(Records excerpted from a collection)
● ● ● ● ● ● ●

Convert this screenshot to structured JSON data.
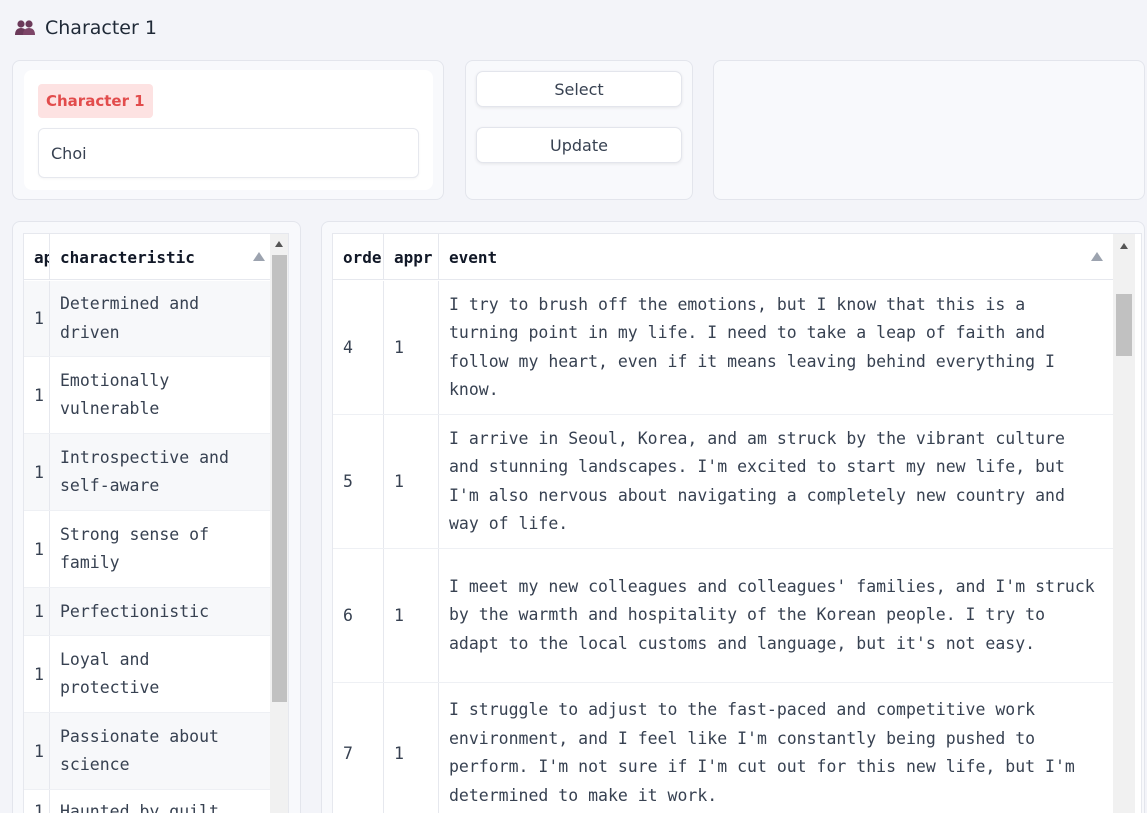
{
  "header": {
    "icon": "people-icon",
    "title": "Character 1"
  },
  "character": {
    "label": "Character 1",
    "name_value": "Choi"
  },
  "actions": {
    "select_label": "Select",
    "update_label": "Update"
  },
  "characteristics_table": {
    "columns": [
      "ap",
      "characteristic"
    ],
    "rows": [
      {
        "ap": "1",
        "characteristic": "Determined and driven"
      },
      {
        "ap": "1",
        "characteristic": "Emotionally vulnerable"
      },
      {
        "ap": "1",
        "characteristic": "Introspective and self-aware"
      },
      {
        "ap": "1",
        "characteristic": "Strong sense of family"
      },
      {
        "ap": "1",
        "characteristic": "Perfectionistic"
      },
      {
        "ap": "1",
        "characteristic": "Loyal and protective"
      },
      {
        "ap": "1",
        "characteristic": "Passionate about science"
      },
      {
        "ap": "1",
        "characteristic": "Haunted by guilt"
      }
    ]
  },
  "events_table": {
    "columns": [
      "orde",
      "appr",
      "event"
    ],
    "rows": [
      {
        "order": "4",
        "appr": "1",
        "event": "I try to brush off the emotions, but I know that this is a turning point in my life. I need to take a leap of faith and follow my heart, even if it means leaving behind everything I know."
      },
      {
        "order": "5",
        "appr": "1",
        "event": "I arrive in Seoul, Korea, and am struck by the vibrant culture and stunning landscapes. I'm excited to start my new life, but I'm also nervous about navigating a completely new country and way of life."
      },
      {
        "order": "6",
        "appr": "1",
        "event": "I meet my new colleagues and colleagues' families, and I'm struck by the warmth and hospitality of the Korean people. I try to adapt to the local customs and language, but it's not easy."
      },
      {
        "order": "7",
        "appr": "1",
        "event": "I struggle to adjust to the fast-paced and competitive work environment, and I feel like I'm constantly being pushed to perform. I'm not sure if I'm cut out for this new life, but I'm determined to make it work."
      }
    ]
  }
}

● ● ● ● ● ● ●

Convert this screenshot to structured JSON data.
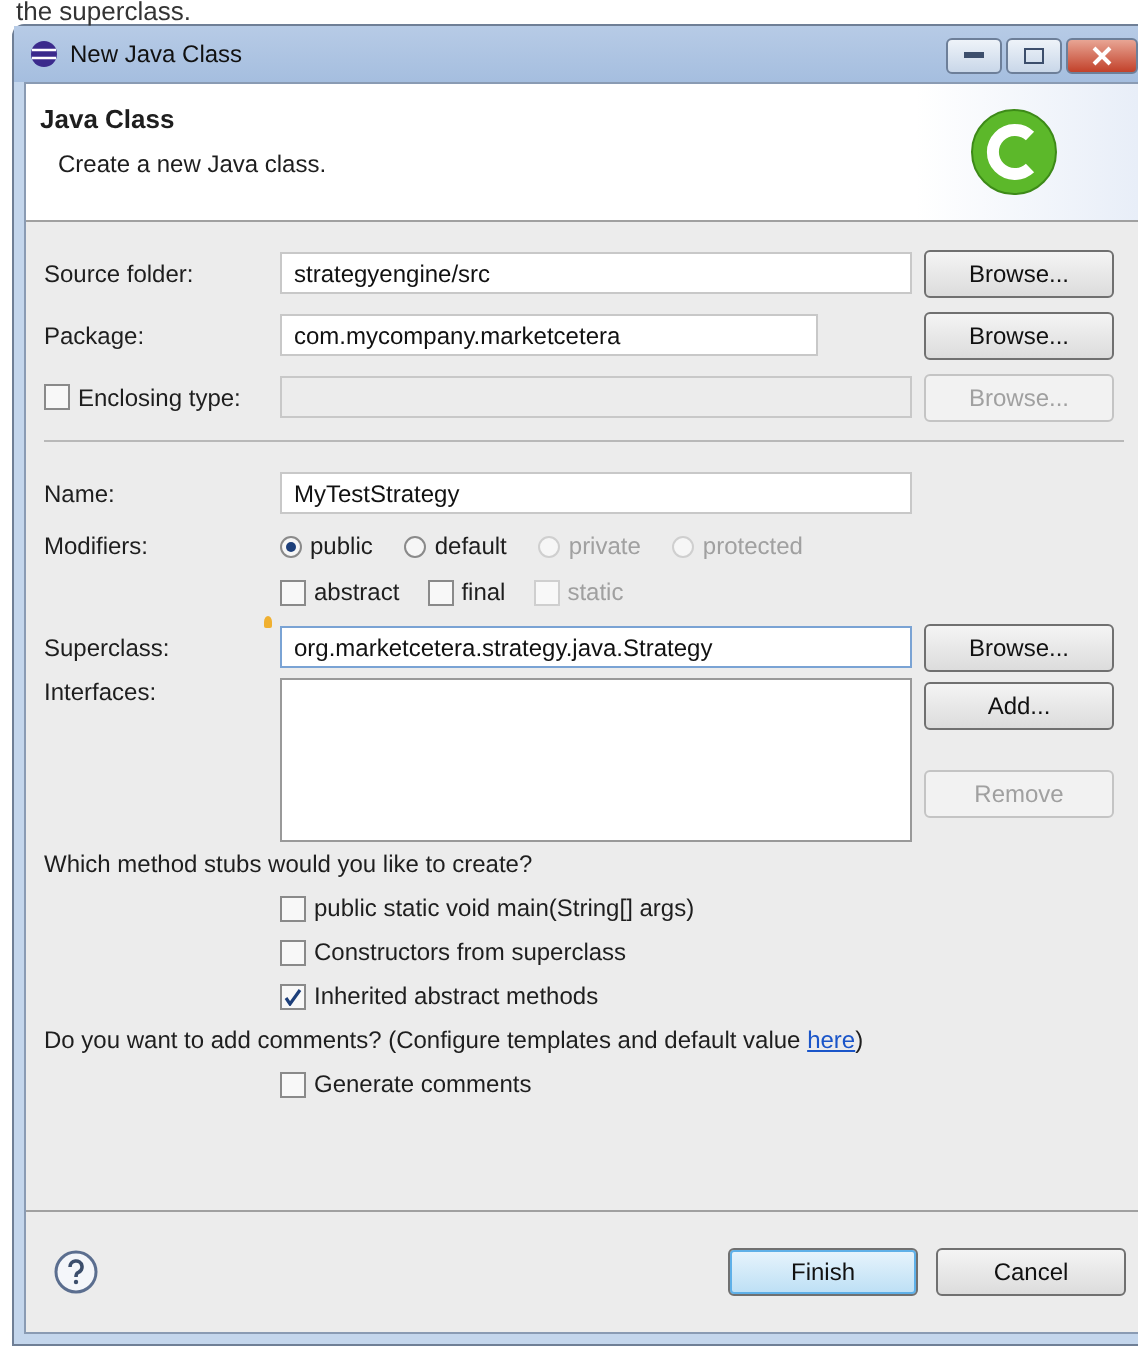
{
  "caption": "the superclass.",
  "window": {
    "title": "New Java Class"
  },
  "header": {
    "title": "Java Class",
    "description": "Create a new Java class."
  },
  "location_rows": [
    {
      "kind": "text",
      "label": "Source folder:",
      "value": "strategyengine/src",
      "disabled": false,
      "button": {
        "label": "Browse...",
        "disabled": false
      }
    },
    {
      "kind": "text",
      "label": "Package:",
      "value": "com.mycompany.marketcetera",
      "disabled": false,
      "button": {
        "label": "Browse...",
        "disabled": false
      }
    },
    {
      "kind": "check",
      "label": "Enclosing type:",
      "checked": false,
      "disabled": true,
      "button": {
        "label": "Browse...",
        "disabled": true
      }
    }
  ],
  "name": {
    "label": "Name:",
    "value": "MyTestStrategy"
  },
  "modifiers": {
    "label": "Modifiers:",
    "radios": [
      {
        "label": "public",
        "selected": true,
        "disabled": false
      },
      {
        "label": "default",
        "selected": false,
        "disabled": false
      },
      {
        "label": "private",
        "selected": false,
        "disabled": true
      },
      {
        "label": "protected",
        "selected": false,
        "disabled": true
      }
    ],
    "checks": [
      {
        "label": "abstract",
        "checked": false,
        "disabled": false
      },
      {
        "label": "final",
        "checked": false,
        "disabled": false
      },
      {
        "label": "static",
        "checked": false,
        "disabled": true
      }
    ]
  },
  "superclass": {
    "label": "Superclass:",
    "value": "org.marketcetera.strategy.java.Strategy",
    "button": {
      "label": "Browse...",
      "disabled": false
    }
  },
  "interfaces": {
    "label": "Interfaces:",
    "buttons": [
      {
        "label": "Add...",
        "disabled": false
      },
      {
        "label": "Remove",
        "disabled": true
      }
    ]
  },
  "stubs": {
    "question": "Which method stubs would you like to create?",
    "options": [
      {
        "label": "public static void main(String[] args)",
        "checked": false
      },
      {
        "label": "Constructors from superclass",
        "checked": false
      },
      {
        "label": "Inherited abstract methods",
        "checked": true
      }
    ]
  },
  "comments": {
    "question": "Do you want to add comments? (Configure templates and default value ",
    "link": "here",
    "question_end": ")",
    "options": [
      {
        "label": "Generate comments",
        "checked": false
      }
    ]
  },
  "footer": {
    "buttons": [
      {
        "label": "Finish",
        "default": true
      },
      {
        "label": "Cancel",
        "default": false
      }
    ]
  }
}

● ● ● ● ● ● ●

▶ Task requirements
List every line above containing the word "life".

▶ Exercise output
        "event": "I try to brush off the emotions, but I know that this is a turning point in my life. I need to take a leap of faith and follow my heart, even if it means leaving behind everything I know."
        "event": "I arrive in Seoul, Korea, and am struck by the vibrant culture and stunning landscapes. I'm excited to start my new life, but I'm also nervous about navigating a completely new country and way of life."
        "event": "I struggle to adjust to the fast-paced and competitive work environment, and I feel like I'm constantly being pushed to perform. I'm not sure if I'm cut out for this new life, but I'm determined to make it work."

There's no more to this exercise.